=== Input ===

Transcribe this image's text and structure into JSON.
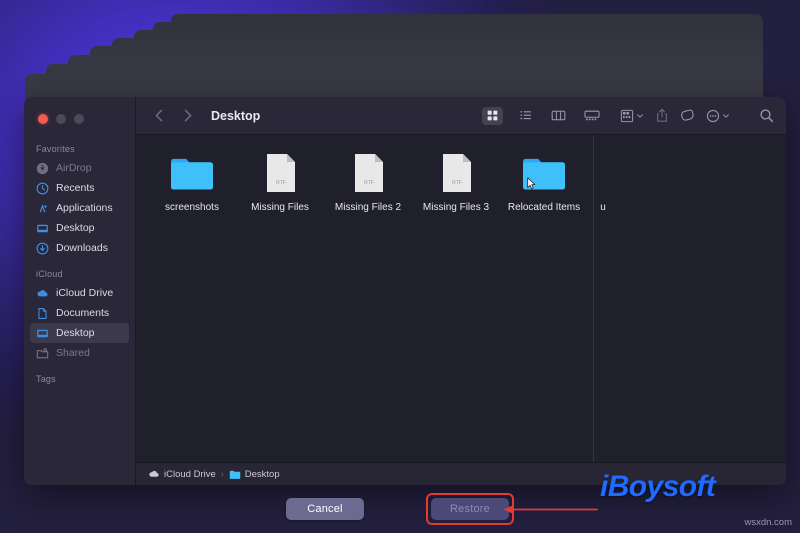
{
  "window": {
    "title": "Desktop",
    "traffic_lights": [
      "close",
      "minimize",
      "zoom"
    ]
  },
  "toolbar": {
    "back_icon": "chevron-left-icon",
    "forward_icon": "chevron-right-icon",
    "view_modes": [
      {
        "name": "icon-view",
        "icon": "grid-icon",
        "active": true
      },
      {
        "name": "list-view",
        "icon": "list-icon",
        "active": false
      },
      {
        "name": "column-view",
        "icon": "columns-icon",
        "active": false
      },
      {
        "name": "gallery-view",
        "icon": "gallery-icon",
        "active": false
      }
    ],
    "actions": [
      {
        "name": "group-by",
        "icon": "group-icon",
        "has_chevron": true
      },
      {
        "name": "share",
        "icon": "share-icon",
        "has_chevron": false
      },
      {
        "name": "tag",
        "icon": "tag-icon",
        "has_chevron": false
      },
      {
        "name": "more",
        "icon": "ellipsis-circle-icon",
        "has_chevron": true
      },
      {
        "name": "search",
        "icon": "search-icon",
        "has_chevron": false
      }
    ]
  },
  "sidebar": {
    "sections": [
      {
        "label": "Favorites",
        "items": [
          {
            "label": "AirDrop",
            "icon": "airdrop-icon",
            "selected": false,
            "muted": true
          },
          {
            "label": "Recents",
            "icon": "clock-icon",
            "selected": false,
            "muted": false
          },
          {
            "label": "Applications",
            "icon": "applications-icon",
            "selected": false,
            "muted": false
          },
          {
            "label": "Desktop",
            "icon": "desktop-icon",
            "selected": false,
            "muted": false
          },
          {
            "label": "Downloads",
            "icon": "download-icon",
            "selected": false,
            "muted": false
          }
        ]
      },
      {
        "label": "iCloud",
        "items": [
          {
            "label": "iCloud Drive",
            "icon": "cloud-icon",
            "selected": false,
            "muted": false
          },
          {
            "label": "Documents",
            "icon": "document-icon",
            "selected": false,
            "muted": false
          },
          {
            "label": "Desktop",
            "icon": "desktop-icon",
            "selected": true,
            "muted": false
          },
          {
            "label": "Shared",
            "icon": "shared-folder-icon",
            "selected": false,
            "muted": true
          }
        ]
      },
      {
        "label": "Tags",
        "items": []
      }
    ]
  },
  "files": [
    {
      "label": "screenshots",
      "type": "folder",
      "badge": ""
    },
    {
      "label": "Missing Files",
      "type": "document",
      "badge": "RTF"
    },
    {
      "label": "Missing Files 2",
      "type": "document",
      "badge": "RTF"
    },
    {
      "label": "Missing Files 3",
      "type": "document",
      "badge": "RTF"
    },
    {
      "label": "Relocated Items",
      "type": "folder",
      "badge": ""
    },
    {
      "label": "u",
      "type": "clipped",
      "badge": ""
    }
  ],
  "pathbar": {
    "segments": [
      {
        "label": "iCloud Drive",
        "icon": "cloud-icon"
      },
      {
        "label": "Desktop",
        "icon": "folder-icon"
      }
    ],
    "separator": "›"
  },
  "actions": {
    "cancel_label": "Cancel",
    "restore_label": "Restore",
    "restore_enabled": false,
    "annotation": "red-highlight-box-and-arrow"
  },
  "watermarks": {
    "brand": "iBoysoft",
    "site": "wsxdn.com"
  },
  "colors": {
    "accent_blue": "#1f6bff",
    "annotation_red": "#e03a32",
    "folder_blue": "#35b4f7",
    "window_chrome": "#2a2738",
    "content_bg": "#201f2c",
    "desktop_purple": "#4730c8"
  }
}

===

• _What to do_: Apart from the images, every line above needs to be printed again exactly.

• _Response to this exercise_:
Transcribe this image's text and structure into JSON.
{
  "window": {
    "title": "Desktop",
    "traffic_lights": [
      "close",
      "minimize",
      "zoom"
    ]
  },
  "toolbar": {
    "back_icon": "chevron-left-icon",
    "forward_icon": "chevron-right-icon",
    "view_modes": [
      {
        "name": "icon-view",
        "icon": "grid-icon",
        "active": true
      },
      {
        "name": "list-view",
        "icon": "list-icon",
        "active": false
      },
      {
        "name": "column-view",
        "icon": "columns-icon",
        "active": false
      },
      {
        "name": "gallery-view",
        "icon": "gallery-icon",
        "active": false
      }
    ],
    "actions": [
      {
        "name": "group-by",
        "icon": "group-icon",
        "has_chevron": true
      },
      {
        "name": "share",
        "icon": "share-icon",
        "has_chevron": false
      },
      {
        "name": "tag",
        "icon": "tag-icon",
        "has_chevron": false
      },
      {
        "name": "more",
        "icon": "ellipsis-circle-icon",
        "has_chevron": true
      },
      {
        "name": "search",
        "icon": "search-icon",
        "has_chevron": false
      }
    ]
  },
  "sidebar": {
    "sections": [
      {
        "label": "Favorites",
        "items": [
          {
            "label": "AirDrop",
            "icon": "airdrop-icon",
            "selected": false,
            "muted": true
          },
          {
            "label": "Recents",
            "icon": "clock-icon",
            "selected": false,
            "muted": false
          },
          {
            "label": "Applications",
            "icon": "applications-icon",
            "selected": false,
            "muted": false
          },
          {
            "label": "Desktop",
            "icon": "desktop-icon",
            "selected": false,
            "muted": false
          },
          {
            "label": "Downloads",
            "icon": "download-icon",
            "selected": false,
            "muted": false
          }
        ]
      },
      {
        "label": "iCloud",
        "items": [
          {
            "label": "iCloud Drive",
            "icon": "cloud-icon",
            "selected": false,
            "muted": false
          },
          {
            "label": "Documents",
            "icon": "document-icon",
            "selected": false,
            "muted": false
          },
          {
            "label": "Desktop",
            "icon": "desktop-icon",
            "selected": true,
            "muted": false
          },
          {
            "label": "Shared",
            "icon": "shared-folder-icon",
            "selected": false,
            "muted": true
          }
        ]
      },
      {
        "label": "Tags",
        "items": []
      }
    ]
  },
  "files": [
    {
      "label": "screenshots",
      "type": "folder",
      "badge": ""
    },
    {
      "label": "Missing Files",
      "type": "document",
      "badge": "RTF"
    },
    {
      "label": "Missing Files 2",
      "type": "document",
      "badge": "RTF"
    },
    {
      "label": "Missing Files 3",
      "type": "document",
      "badge": "RTF"
    },
    {
      "label": "Relocated Items",
      "type": "folder",
      "badge": ""
    },
    {
      "label": "u",
      "type": "clipped",
      "badge": ""
    }
  ],
  "pathbar": {
    "segments": [
      {
        "label": "iCloud Drive",
        "icon": "cloud-icon"
      },
      {
        "label": "Desktop",
        "icon": "folder-icon"
      }
    ],
    "separator": "›"
  },
  "actions": {
    "cancel_label": "Cancel",
    "restore_label": "Restore",
    "restore_enabled": false,
    "annotation": "red-highlight-box-and-arrow"
  },
  "watermarks": {
    "brand": "iBoysoft",
    "site": "wsxdn.com"
  },
  "colors": {
    "accent_blue": "#1f6bff",
    "annotation_red": "#e03a32",
    "folder_blue": "#35b4f7",
    "window_chrome": "#2a2738",
    "content_bg": "#201f2c",
    "desktop_purple": "#4730c8"
  }
}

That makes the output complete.